[The data — start]

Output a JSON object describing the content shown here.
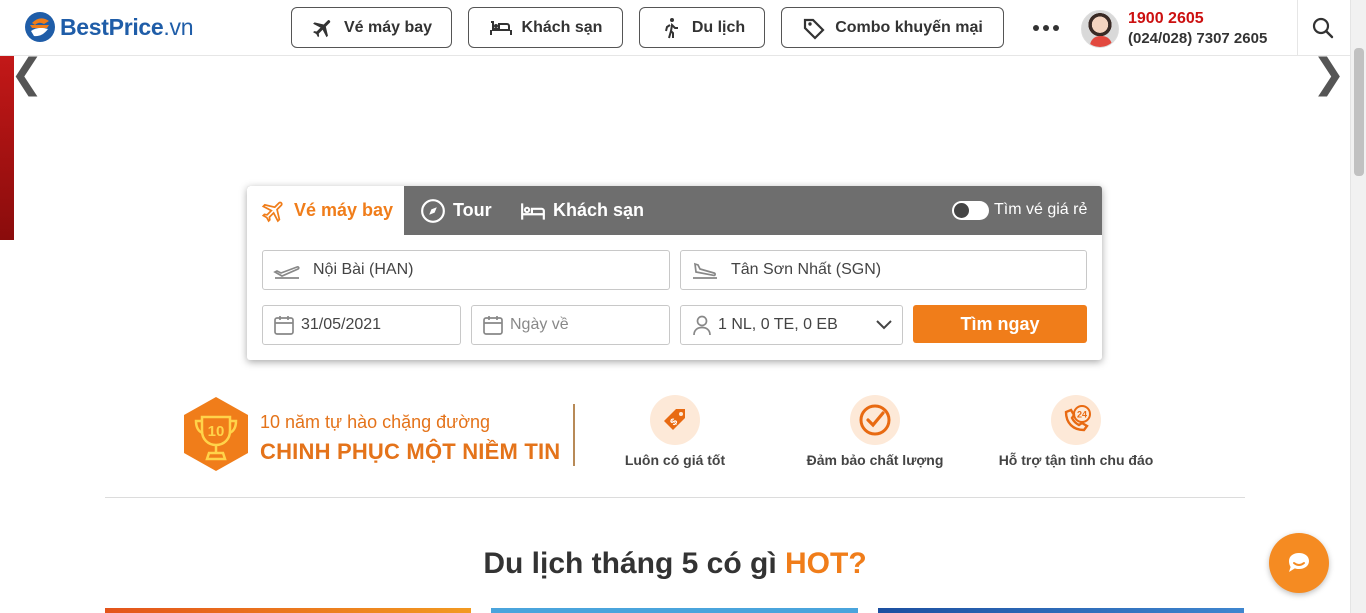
{
  "header": {
    "logo_text": "BestPrice",
    "logo_suffix": ".vn",
    "nav": [
      {
        "label": "Vé máy bay",
        "icon": "plane-icon"
      },
      {
        "label": "Khách sạn",
        "icon": "bed-icon"
      },
      {
        "label": "Du lịch",
        "icon": "hiker-icon"
      },
      {
        "label": "Combo khuyến mại",
        "icon": "tag-icon"
      }
    ],
    "more_icon": "more-dots-icon",
    "hotline_primary": "1900 2605",
    "hotline_secondary": "(024/028) 7307 2605",
    "search_icon": "search-icon"
  },
  "banner": {
    "prev_glyph": "❮",
    "next_glyph": "❯"
  },
  "search_box": {
    "tabs": [
      {
        "label": "Vé máy bay",
        "active": true,
        "icon": "plane-icon"
      },
      {
        "label": "Tour",
        "active": false,
        "icon": "compass-icon"
      },
      {
        "label": "Khách sạn",
        "active": false,
        "icon": "bed-icon"
      }
    ],
    "cheap_toggle_label": "Tìm vé giá rẻ",
    "cheap_toggle_on": false,
    "from_value": "Nội Bài (HAN)",
    "to_value": "Tân Sơn Nhất (SGN)",
    "depart_value": "31/05/2021",
    "return_placeholder": "Ngày về",
    "passengers_value": "1 NL, 0 TE, 0 EB",
    "search_button": "Tìm ngay"
  },
  "proud": {
    "line1": "10 năm tự hào chặng đường",
    "line2": "CHINH PHỤC MỘT NIỀM TIN",
    "trophy_number": "10"
  },
  "features": [
    {
      "label": "Luôn có giá tốt",
      "icon": "price-tag-icon"
    },
    {
      "label": "Đảm bảo chất lượng",
      "icon": "check-circle-icon"
    },
    {
      "label": "Hỗ trợ tận tình chu đáo",
      "icon": "phone-24-icon"
    }
  ],
  "hot_section": {
    "title_prefix": "Du lịch tháng 5 có gì ",
    "title_hot": "HOT?"
  },
  "colors": {
    "accent": "#f07d1a",
    "brand_blue": "#1f5da8",
    "hotline_red": "#cc1010",
    "tabbar_gray": "#6e6e6e"
  }
}
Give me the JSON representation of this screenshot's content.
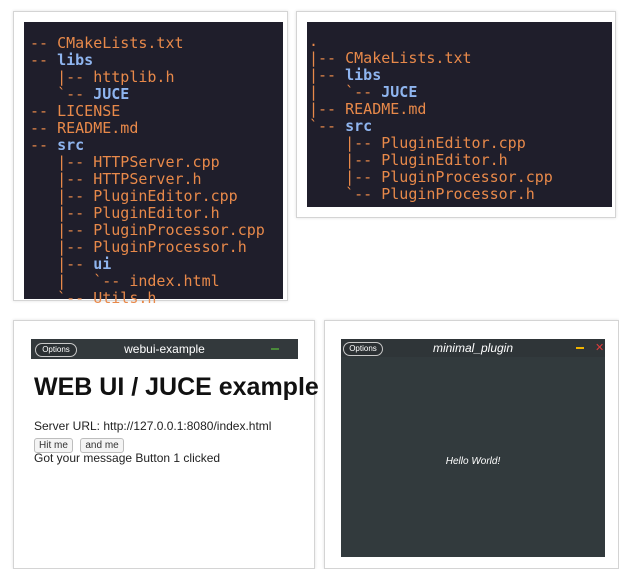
{
  "tree_full": {
    "lines": [
      {
        "prefix": "-- ",
        "name": "CMakeLists.txt",
        "kind": "file"
      },
      {
        "prefix": "-- ",
        "name": "libs",
        "kind": "dir"
      },
      {
        "prefix": "   |-- ",
        "name": "httplib.h",
        "kind": "file"
      },
      {
        "prefix": "   `-- ",
        "name": "JUCE",
        "kind": "dir"
      },
      {
        "prefix": "-- ",
        "name": "LICENSE",
        "kind": "file"
      },
      {
        "prefix": "-- ",
        "name": "README.md",
        "kind": "file"
      },
      {
        "prefix": "-- ",
        "name": "src",
        "kind": "dir"
      },
      {
        "prefix": "   |-- ",
        "name": "HTTPServer.cpp",
        "kind": "file"
      },
      {
        "prefix": "   |-- ",
        "name": "HTTPServer.h",
        "kind": "file"
      },
      {
        "prefix": "   |-- ",
        "name": "PluginEditor.cpp",
        "kind": "file"
      },
      {
        "prefix": "   |-- ",
        "name": "PluginEditor.h",
        "kind": "file"
      },
      {
        "prefix": "   |-- ",
        "name": "PluginProcessor.cpp",
        "kind": "file"
      },
      {
        "prefix": "   |-- ",
        "name": "PluginProcessor.h",
        "kind": "file"
      },
      {
        "prefix": "   |-- ",
        "name": "ui",
        "kind": "dir"
      },
      {
        "prefix": "   |   `-- ",
        "name": "index.html",
        "kind": "file"
      },
      {
        "prefix": "   `-- ",
        "name": "Utils.h",
        "kind": "file"
      }
    ]
  },
  "tree_min": {
    "lines": [
      {
        "prefix": ".",
        "name": "",
        "kind": "dir"
      },
      {
        "prefix": "|-- ",
        "name": "CMakeLists.txt",
        "kind": "file"
      },
      {
        "prefix": "|-- ",
        "name": "libs",
        "kind": "dir"
      },
      {
        "prefix": "|   `-- ",
        "name": "JUCE",
        "kind": "dir"
      },
      {
        "prefix": "|-- ",
        "name": "README.md",
        "kind": "file"
      },
      {
        "prefix": "`-- ",
        "name": "src",
        "kind": "dir"
      },
      {
        "prefix": "    |-- ",
        "name": "PluginEditor.cpp",
        "kind": "file"
      },
      {
        "prefix": "    |-- ",
        "name": "PluginEditor.h",
        "kind": "file"
      },
      {
        "prefix": "    |-- ",
        "name": "PluginProcessor.cpp",
        "kind": "file"
      },
      {
        "prefix": "    `-- ",
        "name": "PluginProcessor.h",
        "kind": "file"
      }
    ]
  },
  "webui": {
    "options_label": "Options",
    "title": "webui-example",
    "heading": "WEB UI / JUCE example",
    "server_url": "Server URL: http://127.0.0.1:8080/index.html",
    "button1_label": "Hit me",
    "button2_label": "and me",
    "message": "Got your message Button 1 clicked"
  },
  "minimal": {
    "options_label": "Options",
    "title": "minimal_plugin",
    "close_glyph": "✕",
    "body_text": "Hello World!"
  },
  "colors": {
    "terminal_bg": "#1f1e2b",
    "tree_orange": "#e8894a",
    "dir_blue": "#8fb5ef",
    "titlebar": "#33393c",
    "plugin_body": "#323a3d",
    "minimize_yellow": "#f0b400",
    "close_red": "#e03b3b"
  }
}
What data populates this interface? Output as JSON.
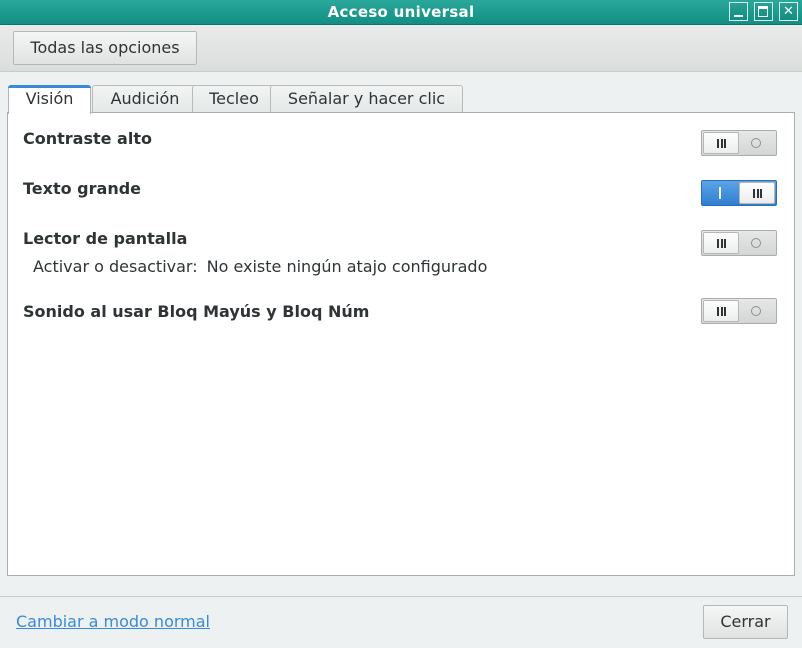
{
  "window": {
    "title": "Acceso universal"
  },
  "header": {
    "all_settings_label": "Todas las opciones"
  },
  "tabs": [
    {
      "label": "Visión",
      "active": true
    },
    {
      "label": "Audición",
      "active": false
    },
    {
      "label": "Tecleo",
      "active": false
    },
    {
      "label": "Señalar y hacer clic",
      "active": false
    }
  ],
  "vision": {
    "rows": [
      {
        "label": "Contraste alto",
        "state": "off"
      },
      {
        "label": "Texto grande",
        "state": "on"
      },
      {
        "label": "Lector de pantalla",
        "state": "off",
        "sub_label": "Activar o desactivar:",
        "sub_value": "No existe ningún atajo configurado"
      },
      {
        "label": "Sonido al usar Bloq Mayús y Bloq Núm",
        "state": "off"
      }
    ]
  },
  "footer": {
    "switch_mode_link": "Cambiar a modo normal",
    "close_label": "Cerrar"
  },
  "colors": {
    "titlebar": "#1a998d",
    "accent": "#3b8ad6",
    "switch_on": "#3f8ddb"
  }
}
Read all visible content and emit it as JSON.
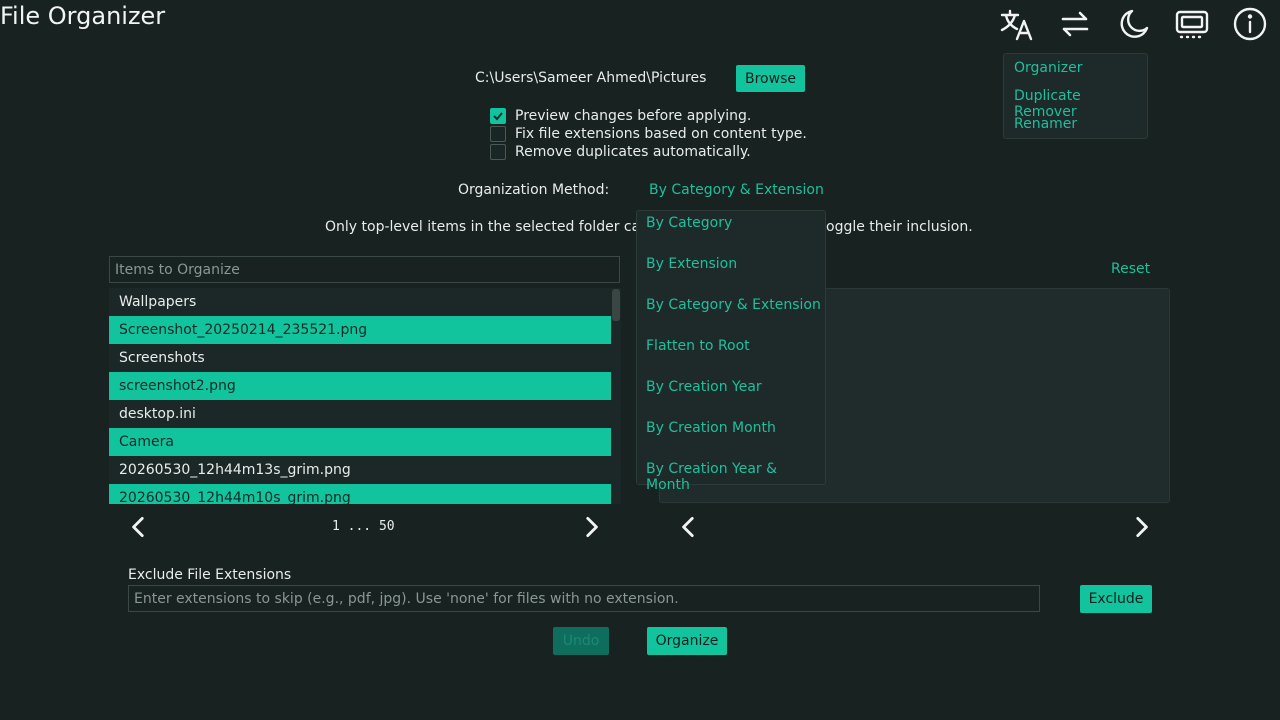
{
  "app": {
    "title": "File Organizer"
  },
  "toolbar": {
    "icons": [
      "translate-icon",
      "swap-icon",
      "moon-icon",
      "screen-icon",
      "info-icon"
    ]
  },
  "mode_menu": {
    "items": [
      "Organizer",
      "Duplicate Remover",
      "Renamer"
    ]
  },
  "folder": {
    "path": "C:\\Users\\Sameer Ahmed\\Pictures",
    "browse_label": "Browse"
  },
  "options": [
    {
      "label": "Preview changes before applying.",
      "checked": true
    },
    {
      "label": "Fix file extensions based on content type.",
      "checked": false
    },
    {
      "label": "Remove duplicates automatically.",
      "checked": false
    }
  ],
  "method": {
    "label": "Organization Method:",
    "selected": "By Category & Extension",
    "options": [
      "By Category",
      "By Extension",
      "By Category & Extension",
      "Flatten to Root",
      "By Creation Year",
      "By Creation Month",
      "By Creation Year & Month"
    ]
  },
  "info_text": {
    "left": "Only top-level items in the selected folder can b",
    "right": "oggle their inclusion."
  },
  "items_panel": {
    "header_placeholder": "Items to Organize",
    "rows": [
      {
        "name": "Wallpapers",
        "selected": false
      },
      {
        "name": "Screenshot_20250214_235521.png",
        "selected": true
      },
      {
        "name": "Screenshots",
        "selected": false
      },
      {
        "name": "screenshot2.png",
        "selected": true
      },
      {
        "name": "desktop.ini",
        "selected": false
      },
      {
        "name": "Camera",
        "selected": true
      },
      {
        "name": "20260530_12h44m13s_grim.png",
        "selected": false
      },
      {
        "name": "20260530_12h44m10s_grim.png",
        "selected": true
      }
    ],
    "pager_text": "1 ... 50"
  },
  "preview_panel": {
    "reset_label": "Reset"
  },
  "exclude": {
    "label": "Exclude File Extensions",
    "placeholder": "Enter extensions to skip (e.g., pdf, jpg). Use 'none' for files with no extension.",
    "button_label": "Exclude"
  },
  "actions": {
    "undo_label": "Undo",
    "organize_label": "Organize"
  },
  "colors": {
    "background": "#172221",
    "accent": "#12c49d",
    "accent_text": "#1fbf9e",
    "panel": "#1f2c2b"
  }
}
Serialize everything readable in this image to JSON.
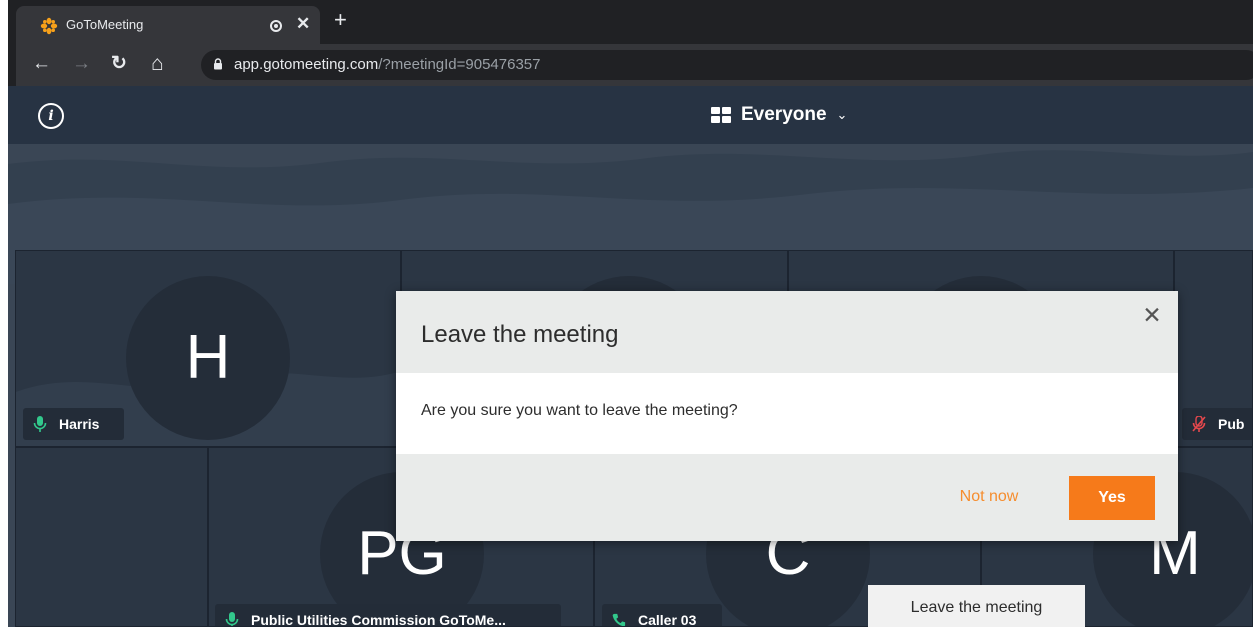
{
  "browser": {
    "tab_title": "GoToMeeting",
    "tab_close_glyph": "✕",
    "new_tab_glyph": "+",
    "back_glyph": "←",
    "forward_glyph": "→",
    "reload_glyph": "↻",
    "home_glyph": "⌂",
    "url_host": "app.gotomeeting.com",
    "url_rest": "/?meetingId=905476357"
  },
  "header": {
    "info_glyph": "i",
    "view_label": "Everyone",
    "view_chevron": "⌄"
  },
  "participants": [
    {
      "initials": "H",
      "name": "Harris",
      "status": "mic-on"
    },
    {
      "initials": "",
      "name": "",
      "status": ""
    },
    {
      "initials": "",
      "name": "",
      "status": ""
    },
    {
      "initials": "",
      "name": "Pub",
      "status": "mic-muted"
    },
    {
      "initials": "PG",
      "name": "Public Utilities Commission GoToMe...",
      "status": "mic-on"
    },
    {
      "initials": "C",
      "name": "Caller 03",
      "status": "phone"
    },
    {
      "initials": "M",
      "name": "",
      "status": ""
    }
  ],
  "dialog": {
    "title": "Leave the meeting",
    "close_glyph": "✕",
    "message": "Are you sure you want to leave the meeting?",
    "secondary_label": "Not now",
    "primary_label": "Yes"
  },
  "tooltip": {
    "text": "Leave the meeting"
  },
  "colors": {
    "accent": "#f67a1a",
    "mic_on": "#32c88c",
    "mic_muted": "#e5484d",
    "phone": "#32c88c"
  },
  "icons": {
    "favicon": "gotomeeting-logo-icon",
    "lock": "lock-icon",
    "info": "info-icon",
    "view": "grid-icon",
    "mic_on": "microphone-icon",
    "mic_muted": "microphone-muted-icon",
    "phone": "phone-icon"
  }
}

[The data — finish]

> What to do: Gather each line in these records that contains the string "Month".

> Result of this exercise:
      "By Creation Month",
      "By Creation Year & Month"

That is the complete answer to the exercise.